Data ::
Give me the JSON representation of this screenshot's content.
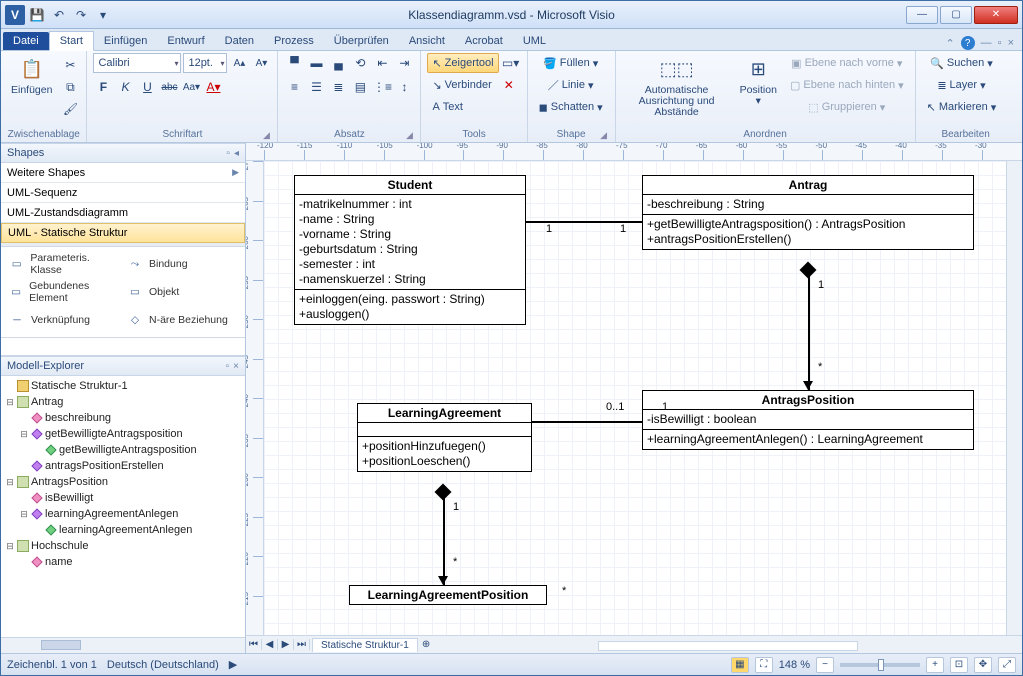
{
  "window": {
    "title": "Klassendiagramm.vsd - Microsoft Visio"
  },
  "qat": {
    "save": "💾",
    "undo": "↶",
    "redo": "↷"
  },
  "tabs": {
    "file": "Datei",
    "start": "Start",
    "einfuegen": "Einfügen",
    "entwurf": "Entwurf",
    "daten": "Daten",
    "prozess": "Prozess",
    "ueberpruefen": "Überprüfen",
    "ansicht": "Ansicht",
    "acrobat": "Acrobat",
    "uml": "UML"
  },
  "ribbon": {
    "clipboard": {
      "paste": "Einfügen",
      "label": "Zwischenablage"
    },
    "font": {
      "family": "Calibri",
      "size": "12pt.",
      "grow": "A▲",
      "shrink": "A▼",
      "bold": "F",
      "italic": "K",
      "underline": "U",
      "strike": "abc",
      "sub": "Aₐ",
      "color": "A",
      "label": "Schriftart"
    },
    "paragraph": {
      "label": "Absatz"
    },
    "tools": {
      "pointer": "Zeigertool",
      "connector": "Verbinder",
      "text": "Text",
      "label": "Tools"
    },
    "shape": {
      "fill": "Füllen",
      "line": "Linie",
      "shadow": "Schatten",
      "label": "Shape"
    },
    "arrange": {
      "auto": "Automatische Ausrichtung und Abstände",
      "position": "Position",
      "front": "Ebene nach vorne",
      "back": "Ebene nach hinten",
      "group": "Gruppieren",
      "label": "Anordnen"
    },
    "edit": {
      "find": "Suchen",
      "layer": "Layer",
      "select": "Markieren",
      "label": "Bearbeiten"
    }
  },
  "shapes_pane": {
    "title": "Shapes",
    "more": "Weitere Shapes",
    "cat1": "UML-Sequenz",
    "cat2": "UML-Zustandsdiagramm",
    "cat3": "UML - Statische Struktur",
    "items": {
      "param": "Parameteris. Klasse",
      "bindung": "Bindung",
      "gebund": "Gebundenes Element",
      "objekt": "Objekt",
      "verk": "Verknüpfung",
      "nare": "N-äre Beziehung"
    }
  },
  "model_explorer": {
    "title": "Modell-Explorer",
    "root": "Statische Struktur-1",
    "antrag": "Antrag",
    "beschreibung": "beschreibung",
    "getB": "getBewilligteAntragsposition",
    "getBret": "getBewilligteAntragsposition",
    "antErst": "antragsPositionErstellen",
    "antragsPos": "AntragsPosition",
    "isBew": "isBewilligt",
    "laAnlegen": "learningAgreementAnlegen",
    "laAnlegenRet": "learningAgreementAnlegen",
    "hochschule": "Hochschule",
    "name": "name"
  },
  "ruler_h": [
    "-120",
    "-115",
    "-110",
    "-105",
    "-100",
    "-95",
    "-90",
    "-85",
    "-80",
    "-75",
    "-70",
    "-65",
    "-60",
    "-55",
    "-50",
    "-45",
    "-40",
    "-35",
    "-30"
  ],
  "ruler_v": [
    "270",
    "265",
    "260",
    "255",
    "250",
    "245",
    "240",
    "235",
    "230",
    "225",
    "220",
    "215",
    "210"
  ],
  "uml": {
    "student": {
      "name": "Student",
      "attrs": [
        "-matrikelnummer : int",
        "-name : String",
        "-vorname : String",
        "-geburtsdatum : String",
        "-semester : int",
        "-namenskuerzel : String"
      ],
      "ops": [
        "+einloggen(eing. passwort : String)",
        "+ausloggen()"
      ]
    },
    "antrag": {
      "name": "Antrag",
      "attrs": [
        "-beschreibung : String"
      ],
      "ops": [
        "+getBewilligteAntragsposition() : AntragsPosition",
        "+antragsPositionErstellen()"
      ]
    },
    "antragspos": {
      "name": "AntragsPosition",
      "attrs": [
        "-isBewilligt : boolean"
      ],
      "ops": [
        "+learningAgreementAnlegen() : LearningAgreement"
      ]
    },
    "la": {
      "name": "LearningAgreement",
      "ops": [
        "+positionHinzufuegen()",
        "+positionLoeschen()"
      ]
    },
    "lap": {
      "name": "LearningAgreementPosition"
    },
    "mults": {
      "one": "1",
      "zeroone": "0..1",
      "star": "*"
    }
  },
  "page_tab": "Statische Struktur-1",
  "status": {
    "sheet": "Zeichenbl. 1 von 1",
    "lang": "Deutsch (Deutschland)",
    "zoom": "148 %"
  }
}
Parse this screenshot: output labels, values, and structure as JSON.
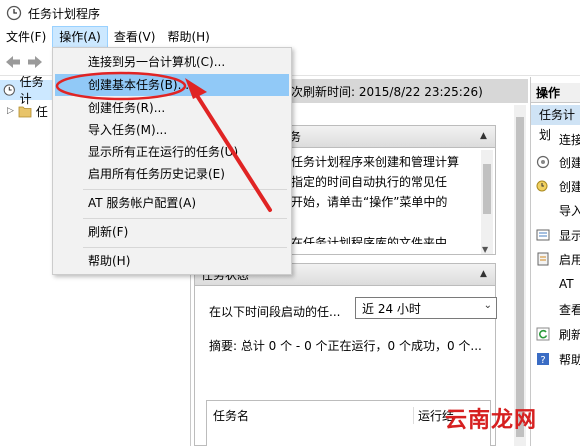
{
  "window": {
    "title": "任务计划程序"
  },
  "menubar": {
    "file": "文件(F)",
    "action": "操作(A)",
    "view": "查看(V)",
    "help": "帮助(H)"
  },
  "tree": {
    "root": "任务计",
    "library": "任"
  },
  "center": {
    "header": "次刷新时间: 2015/8/22 23:25:26)",
    "overview_head": "务",
    "overview_lines": [
      "任务计划程序来创建和管理计算",
      "指定的时间自动执行的常见任",
      "开始，请单击“操作”菜单中的",
      "在任务计划程序库的文件夹中"
    ],
    "status_head": "任务状态",
    "status_label": "在以下时间段启动的任...",
    "status_select": "近 24 小时",
    "summary": "摘要: 总计 0 个 - 0 个正在运行，0 个成功，0 个...",
    "col_name": "任务名",
    "col_result": "运行结"
  },
  "right": {
    "header": "操作",
    "sub": "任务计划",
    "items": [
      "连接",
      "创建",
      "创建",
      "导入",
      "显示",
      "启用",
      "AT",
      "查看",
      "刷新",
      "帮助"
    ]
  },
  "dropdown": {
    "items": [
      "连接到另一台计算机(C)...",
      "创建基本任务(B)...",
      "创建任务(R)...",
      "导入任务(M)...",
      "显示所有正在运行的任务(U)",
      "启用所有任务历史记录(E)",
      "AT 服务帐户配置(A)",
      "刷新(F)",
      "帮助(H)"
    ]
  },
  "watermark": "云南龙网",
  "colors": {
    "menu_highlight": "#91c9f7",
    "annotation": "#e02424",
    "header_gray": "#d7d7d7"
  }
}
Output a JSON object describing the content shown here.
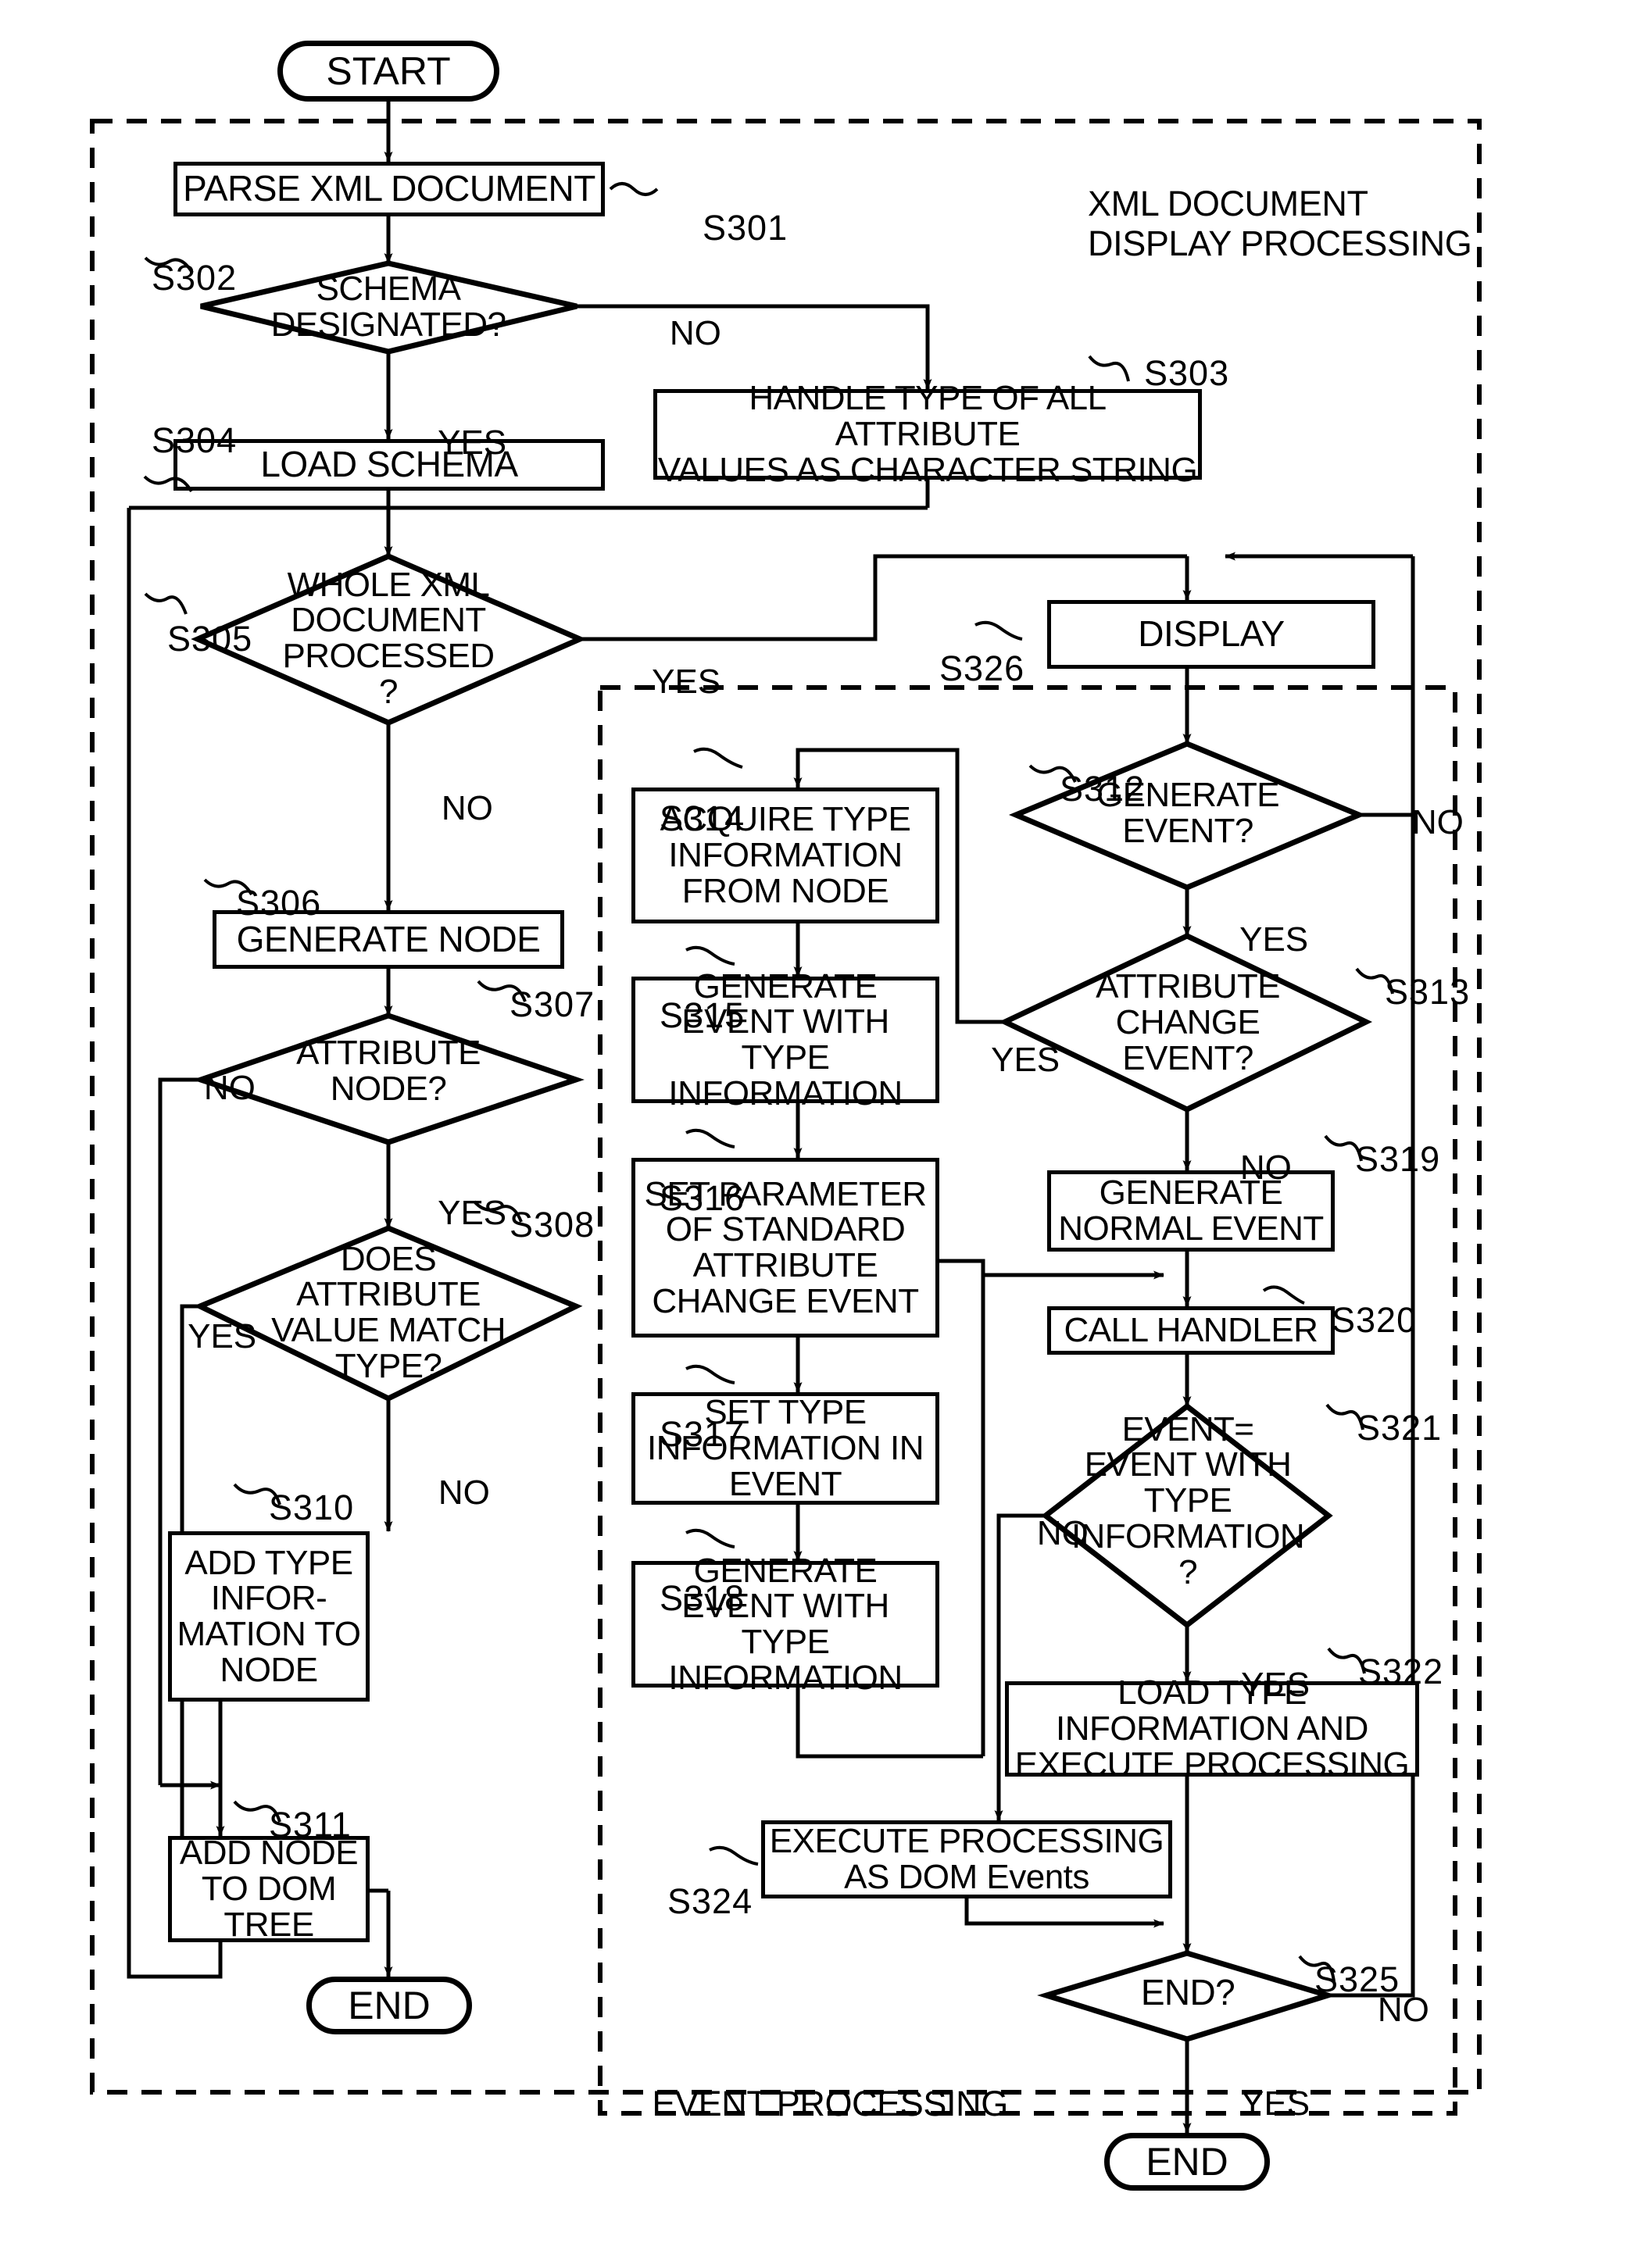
{
  "figure": {
    "kind": "patent-flowchart",
    "groups": [
      {
        "id": "xml-display",
        "label": "XML DOCUMENT\nDISPLAY PROCESSING"
      },
      {
        "id": "event-processing",
        "label": "EVENT PROCESSING"
      }
    ]
  },
  "terminals": {
    "start": "START",
    "end_left": "END",
    "end_right": "END"
  },
  "steps": {
    "s301": "S301",
    "s302": "S302",
    "s303": "S303",
    "s304": "S304",
    "s305": "S305",
    "s306": "S306",
    "s307": "S307",
    "s308": "S308",
    "s310": "S310",
    "s311": "S311",
    "s312": "S312",
    "s313": "S313",
    "s314": "S314",
    "s315": "S315",
    "s316": "S316",
    "s317": "S317",
    "s318": "S318",
    "s319": "S319",
    "s320": "S320",
    "s321": "S321",
    "s322": "S322",
    "s324": "S324",
    "s325": "S325",
    "s326": "S326"
  },
  "boxes": {
    "parse_xml": "PARSE XML DOCUMENT",
    "handle_type": "HANDLE TYPE OF ALL ATTRIBUTE\nVALUES AS CHARACTER STRING",
    "load_schema": "LOAD SCHEMA",
    "generate_node": "GENERATE NODE",
    "add_type_info": "ADD TYPE\nINFOR-\nMATION TO\nNODE",
    "add_node_dom": "ADD NODE\nTO DOM\nTREE",
    "display": "DISPLAY",
    "acquire_type": "ACQUIRE TYPE\nINFORMATION\nFROM NODE",
    "gen_event_type_315": "GENERATE\nEVENT WITH TYPE\nINFORMATION",
    "set_param": "SET PARAMETER\nOF STANDARD\nATTRIBUTE\nCHANGE EVENT",
    "set_type_info": "SET TYPE\nINFORMATION IN\nEVENT",
    "gen_event_type_318": "GENERATE\nEVENT WITH TYPE\nINFORMATION",
    "gen_normal_event": "GENERATE\nNORMAL EVENT",
    "call_handler": "CALL HANDLER",
    "load_type_exec": "LOAD TYPE\nINFORMATION AND\nEXECUTE PROCESSING",
    "exec_dom_events": "EXECUTE PROCESSING\nAS DOM Events"
  },
  "decisions": {
    "schema_designated": "SCHEMA\nDESIGNATED?",
    "whole_processed": "WHOLE XML\nDOCUMENT\nPROCESSED\n?",
    "attribute_node": "ATTRIBUTE\nNODE?",
    "value_match": "DOES\nATTRIBUTE\nVALUE MATCH\nTYPE?",
    "generate_event": "GENERATE\nEVENT?",
    "attr_change_event": "ATTRIBUTE\nCHANGE\nEVENT?",
    "event_with_type": "EVENT=\nEVENT WITH TYPE\nINFORMATION\n?",
    "end_q": "END?"
  },
  "branch_labels": {
    "s302_no": "NO",
    "s302_yes": "YES",
    "s305_yes": "YES",
    "s305_no": "NO",
    "s307_no": "NO",
    "s307_yes": "YES",
    "s308_yes": "YES",
    "s308_no": "NO",
    "s312_no": "NO",
    "s312_yes": "YES",
    "s313_yes": "YES",
    "s313_no": "NO",
    "s321_no": "NO",
    "s321_yes": "YES",
    "s325_no": "NO",
    "s325_yes": "YES"
  },
  "colors": {
    "ink": "#000000",
    "paper": "#ffffff"
  }
}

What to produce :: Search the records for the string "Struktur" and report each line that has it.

Response to this exercise ::
    "cat3": "UML - Statische Struktur",
    "root": "Statische Struktur-1",
  "page_tab": "Statische Struktur-1",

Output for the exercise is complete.